Arguing that he has been the victim of malice, spite and vicious lies, author Steven Galloway has launched legal action against 25 people, including the former student who alleged he sexually assaulted her. Her allegations led to his dismissal as chair of the creative-writing program at the University of British Columbia in 2016.
“The plaintiff was defamed by false accusations of rape, sexual assault and physical assault,” the notice of civil claim reads. It says the statements made by the main complainant in the case – known publicly as MC – were defamatory, and “recklessly repeated” by others.
“The defamatory statements were devastating to the plaintiff both personally and in his professional career,” the filing reads.
In November, 2015, MC made allegations of sexual assault and harassment against Mr. Galloway, leading to his suspension and an investigation by retired B.C. Supreme Court judge Mary Ellen Boyd.
In her report, she found on a balance of probabilities that Mr. Galloway had not committed sexual assault. Mr. Galloway’s filing says that has not stopped some people from referring to him as a rapist.
The lawsuit also identifies the main complainant. The woman brought her complaint to the university on the understanding that her identity would be protected. Because she has never spoken publicly, The Globe and Mail is not naming her.
“[MC] is older than the plaintiff and had herself been a professor before she met the plaintiff. She and the plaintiff had a consensual romantic affair that lasted over two years. Both of them were married and the affair was adulterous,” the filing says. It accuses MC of “actively” encouraging other people named in the suit to defame him.
Also named in the suit are Mr. Galloway’s former UBC colleagues Keith Maillard and Annabel Lyon; former UBC creative-writing student Chelsea Rooney, who was an ancillary complainant in the case; the writer Alicia Elliott; and other people who have written about Mr. Galloway – many of them on Twitter.
A professor who reviewed a New York art show by MC is also named in the suit.
The allegations have not been proven and the defendants have not filed statements of defence.
Mr. Galloway’s notice of action, filed on Friday, seeks unspecified damages, interest, costs and a permanent injunction requiring the removal of “the defamatory words from the Internet” and restraint from publishing them in the future.
“The defamatory words … were published with express malice arising from the extreme and vicious content of the publications, knowing falsehood of them, reckless willingness to publish accusations without knowledge of their truth or falsehood, [and] attitudes of spite towards the plaintiff,” the legal filing states.
It alleges that as a result of defamation, Mr. Galloway “has and continues to suffer grave damage to his reputation, upset and emotional damage, as well as special damages including the destruction of his career.”

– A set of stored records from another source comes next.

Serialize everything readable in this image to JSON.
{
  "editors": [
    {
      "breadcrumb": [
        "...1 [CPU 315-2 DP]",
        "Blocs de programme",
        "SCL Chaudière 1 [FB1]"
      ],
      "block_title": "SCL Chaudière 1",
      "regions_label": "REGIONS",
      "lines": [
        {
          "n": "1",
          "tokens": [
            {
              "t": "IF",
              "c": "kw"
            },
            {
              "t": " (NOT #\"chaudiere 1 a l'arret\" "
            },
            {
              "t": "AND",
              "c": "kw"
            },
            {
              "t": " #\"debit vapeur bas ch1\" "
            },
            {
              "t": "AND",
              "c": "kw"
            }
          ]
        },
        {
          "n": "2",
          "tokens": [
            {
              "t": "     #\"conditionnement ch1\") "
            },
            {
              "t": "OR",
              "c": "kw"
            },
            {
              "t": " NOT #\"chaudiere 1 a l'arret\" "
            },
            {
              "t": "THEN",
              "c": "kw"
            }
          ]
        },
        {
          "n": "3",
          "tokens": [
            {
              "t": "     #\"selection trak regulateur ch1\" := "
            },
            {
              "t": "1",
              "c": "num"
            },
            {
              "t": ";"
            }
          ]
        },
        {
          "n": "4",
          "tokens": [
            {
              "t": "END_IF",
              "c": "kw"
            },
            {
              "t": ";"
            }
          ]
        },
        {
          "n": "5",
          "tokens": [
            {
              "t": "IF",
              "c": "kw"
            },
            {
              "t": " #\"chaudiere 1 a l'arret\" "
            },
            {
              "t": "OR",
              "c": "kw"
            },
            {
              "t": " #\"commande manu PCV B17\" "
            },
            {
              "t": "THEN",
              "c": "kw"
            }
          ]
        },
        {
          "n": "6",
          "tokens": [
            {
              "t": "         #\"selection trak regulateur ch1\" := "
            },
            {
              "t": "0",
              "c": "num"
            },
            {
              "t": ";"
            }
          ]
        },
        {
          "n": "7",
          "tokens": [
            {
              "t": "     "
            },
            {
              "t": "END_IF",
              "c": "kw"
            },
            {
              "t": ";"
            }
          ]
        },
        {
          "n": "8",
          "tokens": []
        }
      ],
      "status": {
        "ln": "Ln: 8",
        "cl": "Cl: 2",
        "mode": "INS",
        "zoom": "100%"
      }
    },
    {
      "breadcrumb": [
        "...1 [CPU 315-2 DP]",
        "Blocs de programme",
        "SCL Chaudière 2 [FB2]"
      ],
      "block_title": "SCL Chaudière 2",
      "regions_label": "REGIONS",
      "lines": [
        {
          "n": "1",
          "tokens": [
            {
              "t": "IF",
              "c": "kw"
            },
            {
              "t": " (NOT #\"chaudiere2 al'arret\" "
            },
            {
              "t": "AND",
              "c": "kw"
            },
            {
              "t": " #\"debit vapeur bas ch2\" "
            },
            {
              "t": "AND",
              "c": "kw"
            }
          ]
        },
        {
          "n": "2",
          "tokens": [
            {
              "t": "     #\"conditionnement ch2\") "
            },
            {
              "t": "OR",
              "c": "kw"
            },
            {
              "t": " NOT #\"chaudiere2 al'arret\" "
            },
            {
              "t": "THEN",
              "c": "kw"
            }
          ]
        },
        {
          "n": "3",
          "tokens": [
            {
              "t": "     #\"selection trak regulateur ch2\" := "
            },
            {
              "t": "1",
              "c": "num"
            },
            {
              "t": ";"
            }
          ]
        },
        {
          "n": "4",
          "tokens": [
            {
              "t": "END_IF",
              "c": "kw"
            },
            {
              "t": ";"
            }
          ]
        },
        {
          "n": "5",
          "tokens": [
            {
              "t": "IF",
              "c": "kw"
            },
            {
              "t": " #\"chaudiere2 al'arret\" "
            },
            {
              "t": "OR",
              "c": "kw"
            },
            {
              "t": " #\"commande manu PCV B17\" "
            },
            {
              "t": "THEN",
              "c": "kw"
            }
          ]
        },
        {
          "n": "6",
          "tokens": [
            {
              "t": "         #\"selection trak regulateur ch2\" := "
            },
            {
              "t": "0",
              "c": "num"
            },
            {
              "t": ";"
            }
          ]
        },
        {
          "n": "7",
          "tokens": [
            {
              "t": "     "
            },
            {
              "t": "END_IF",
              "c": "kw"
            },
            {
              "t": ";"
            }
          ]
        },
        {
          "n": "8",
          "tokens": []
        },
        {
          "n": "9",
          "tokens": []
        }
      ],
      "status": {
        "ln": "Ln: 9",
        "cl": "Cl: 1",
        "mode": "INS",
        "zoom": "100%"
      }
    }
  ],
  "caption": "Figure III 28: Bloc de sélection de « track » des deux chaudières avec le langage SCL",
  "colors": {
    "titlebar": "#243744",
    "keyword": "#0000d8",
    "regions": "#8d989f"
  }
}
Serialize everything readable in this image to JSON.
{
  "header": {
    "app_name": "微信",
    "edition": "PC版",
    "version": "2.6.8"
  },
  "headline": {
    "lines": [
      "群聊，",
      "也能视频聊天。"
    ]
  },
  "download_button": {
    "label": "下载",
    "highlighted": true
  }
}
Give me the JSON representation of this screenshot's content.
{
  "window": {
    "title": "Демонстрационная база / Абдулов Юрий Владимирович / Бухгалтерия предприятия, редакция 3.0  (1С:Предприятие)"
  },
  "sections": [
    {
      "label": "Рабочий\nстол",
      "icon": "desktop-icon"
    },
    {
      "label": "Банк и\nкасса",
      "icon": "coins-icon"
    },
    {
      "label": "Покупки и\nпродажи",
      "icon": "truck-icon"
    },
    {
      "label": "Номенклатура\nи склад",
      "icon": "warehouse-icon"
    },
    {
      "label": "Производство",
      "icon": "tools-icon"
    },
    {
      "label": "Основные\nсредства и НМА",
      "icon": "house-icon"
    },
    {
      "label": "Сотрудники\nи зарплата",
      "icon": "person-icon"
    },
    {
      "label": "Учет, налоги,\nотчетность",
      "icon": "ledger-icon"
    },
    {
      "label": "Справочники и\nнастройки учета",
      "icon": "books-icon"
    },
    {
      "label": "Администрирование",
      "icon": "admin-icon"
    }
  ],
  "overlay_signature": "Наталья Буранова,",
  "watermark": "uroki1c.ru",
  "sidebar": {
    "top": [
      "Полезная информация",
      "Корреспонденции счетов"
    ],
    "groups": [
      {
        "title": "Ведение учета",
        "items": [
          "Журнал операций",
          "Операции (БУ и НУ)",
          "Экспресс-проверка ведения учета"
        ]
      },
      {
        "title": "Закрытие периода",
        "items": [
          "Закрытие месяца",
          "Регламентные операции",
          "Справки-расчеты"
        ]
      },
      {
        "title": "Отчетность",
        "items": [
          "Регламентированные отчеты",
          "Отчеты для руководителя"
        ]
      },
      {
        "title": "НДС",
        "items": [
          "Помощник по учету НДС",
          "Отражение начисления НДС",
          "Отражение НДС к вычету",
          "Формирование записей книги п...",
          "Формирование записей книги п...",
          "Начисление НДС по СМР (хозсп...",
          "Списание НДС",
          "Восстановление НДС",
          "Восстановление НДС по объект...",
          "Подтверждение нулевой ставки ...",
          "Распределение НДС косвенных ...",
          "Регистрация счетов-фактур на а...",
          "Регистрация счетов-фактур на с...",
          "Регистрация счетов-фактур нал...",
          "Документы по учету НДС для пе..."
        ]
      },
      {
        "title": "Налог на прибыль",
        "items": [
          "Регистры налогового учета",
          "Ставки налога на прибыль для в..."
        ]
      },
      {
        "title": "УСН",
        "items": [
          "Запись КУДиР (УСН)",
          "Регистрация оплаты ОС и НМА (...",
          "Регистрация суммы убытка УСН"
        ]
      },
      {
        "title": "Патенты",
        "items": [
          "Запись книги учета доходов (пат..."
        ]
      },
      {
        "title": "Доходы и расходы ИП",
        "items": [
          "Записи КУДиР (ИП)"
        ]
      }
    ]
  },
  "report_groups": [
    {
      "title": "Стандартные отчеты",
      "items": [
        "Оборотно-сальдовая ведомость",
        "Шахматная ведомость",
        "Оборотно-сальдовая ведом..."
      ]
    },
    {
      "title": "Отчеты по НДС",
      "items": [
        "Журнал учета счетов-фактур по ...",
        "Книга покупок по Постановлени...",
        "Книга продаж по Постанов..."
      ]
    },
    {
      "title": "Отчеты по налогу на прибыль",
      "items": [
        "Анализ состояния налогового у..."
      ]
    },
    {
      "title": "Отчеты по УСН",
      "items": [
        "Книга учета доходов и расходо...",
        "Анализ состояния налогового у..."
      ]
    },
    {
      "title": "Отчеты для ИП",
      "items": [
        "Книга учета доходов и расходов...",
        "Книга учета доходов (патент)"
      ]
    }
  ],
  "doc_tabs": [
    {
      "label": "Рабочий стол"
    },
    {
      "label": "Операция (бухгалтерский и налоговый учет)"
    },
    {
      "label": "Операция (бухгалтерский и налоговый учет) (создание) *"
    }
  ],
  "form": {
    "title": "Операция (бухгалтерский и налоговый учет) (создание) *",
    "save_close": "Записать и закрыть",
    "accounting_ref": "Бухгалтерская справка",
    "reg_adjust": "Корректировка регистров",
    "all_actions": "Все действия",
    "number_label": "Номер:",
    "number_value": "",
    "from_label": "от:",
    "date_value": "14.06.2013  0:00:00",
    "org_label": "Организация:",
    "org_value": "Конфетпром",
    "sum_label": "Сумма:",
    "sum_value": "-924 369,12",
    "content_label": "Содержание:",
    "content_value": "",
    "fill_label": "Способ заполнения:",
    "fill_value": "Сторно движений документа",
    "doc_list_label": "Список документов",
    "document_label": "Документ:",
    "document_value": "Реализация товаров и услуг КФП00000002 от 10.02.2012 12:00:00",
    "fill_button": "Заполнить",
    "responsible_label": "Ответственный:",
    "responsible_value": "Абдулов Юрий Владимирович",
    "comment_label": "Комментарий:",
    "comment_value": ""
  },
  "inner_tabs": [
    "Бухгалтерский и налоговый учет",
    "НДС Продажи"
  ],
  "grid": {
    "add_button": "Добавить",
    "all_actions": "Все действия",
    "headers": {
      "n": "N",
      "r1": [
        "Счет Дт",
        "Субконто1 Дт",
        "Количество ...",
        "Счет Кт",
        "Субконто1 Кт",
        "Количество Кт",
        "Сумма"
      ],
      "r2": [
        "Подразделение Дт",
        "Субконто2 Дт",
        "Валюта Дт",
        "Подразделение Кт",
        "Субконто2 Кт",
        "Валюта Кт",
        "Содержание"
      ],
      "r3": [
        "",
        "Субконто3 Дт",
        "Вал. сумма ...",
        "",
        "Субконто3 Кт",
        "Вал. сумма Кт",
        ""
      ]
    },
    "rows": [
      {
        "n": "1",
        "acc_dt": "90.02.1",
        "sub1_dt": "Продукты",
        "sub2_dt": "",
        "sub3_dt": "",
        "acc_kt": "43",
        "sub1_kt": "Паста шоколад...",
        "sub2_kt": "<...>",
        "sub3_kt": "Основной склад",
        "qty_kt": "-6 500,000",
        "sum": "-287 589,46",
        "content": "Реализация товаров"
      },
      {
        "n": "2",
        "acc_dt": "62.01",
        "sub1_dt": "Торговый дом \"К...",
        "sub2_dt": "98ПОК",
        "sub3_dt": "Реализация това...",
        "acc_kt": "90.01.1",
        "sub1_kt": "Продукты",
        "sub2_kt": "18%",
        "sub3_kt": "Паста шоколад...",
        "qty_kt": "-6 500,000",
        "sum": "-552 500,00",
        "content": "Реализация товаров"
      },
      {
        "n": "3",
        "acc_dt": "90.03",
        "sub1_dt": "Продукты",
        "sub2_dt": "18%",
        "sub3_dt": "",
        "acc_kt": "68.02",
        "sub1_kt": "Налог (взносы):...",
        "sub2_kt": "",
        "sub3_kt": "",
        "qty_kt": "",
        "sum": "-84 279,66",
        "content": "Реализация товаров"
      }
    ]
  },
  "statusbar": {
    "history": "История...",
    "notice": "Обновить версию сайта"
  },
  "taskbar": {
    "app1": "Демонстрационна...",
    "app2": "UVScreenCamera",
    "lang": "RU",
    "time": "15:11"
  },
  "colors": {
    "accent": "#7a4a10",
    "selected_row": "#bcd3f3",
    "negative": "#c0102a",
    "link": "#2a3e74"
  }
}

“I read about the notice of action in the news,” MC’s lawyer, Joanna Birenbaum, told The Globe on Monday. She received what she calls a courtesy copy on Monday afternoon. “Neither the plaintiff nor his legal counsel appears to have contacted the named individuals before taking the story to the press.”
In another development, UBC told Ms. Birenbaum on Friday it will respond by Dec. 6 to her demand for an unredacted copy of the Boyd report.
While Mr. Galloway has a full copy, key portions of the copy MC received were blacked out, in particular the conclusions related to sexual harassment.
“MC is entitled to know whether Mr. Galloway was found to have sexually harassed her,” Ms. Birenbaum wrote in an open letter to UBC president Santa Ono two months ago.
In her letter, Ms. Birenbaum quoted from the parts of the report MC has received.
“I accept MC’s allegations that [Mr. Galloway] made increasingly inappropriate sexual comments and advances towards her over a number of months in late 2010 and early 2011,” Ms. Boyd wrote.
MC’s copy indicates Ms. Boyd found that MC was “in a situation where the ‘stakes were high.’ … Given [Mr. Galloway’s] position as professor, undergraduate advisor, and international professional fiction writer versus MC’s position as an undergraduate student and aspiring fledgling writer, there was a clear power differential between the parties.”
Asked last week if Ms. Boyd found he had committed sexual harassment, Mr. Galloway initially told The Globe, “I cannot answer that because I can’t speak about any grounds that may have been used by UBC to advance my termination.”
In a later e-mail he said he did not want to violate the orders of an arbitrator who has found that UBC violated Mr. Galloway’s privacy.
With a report from Gary Mason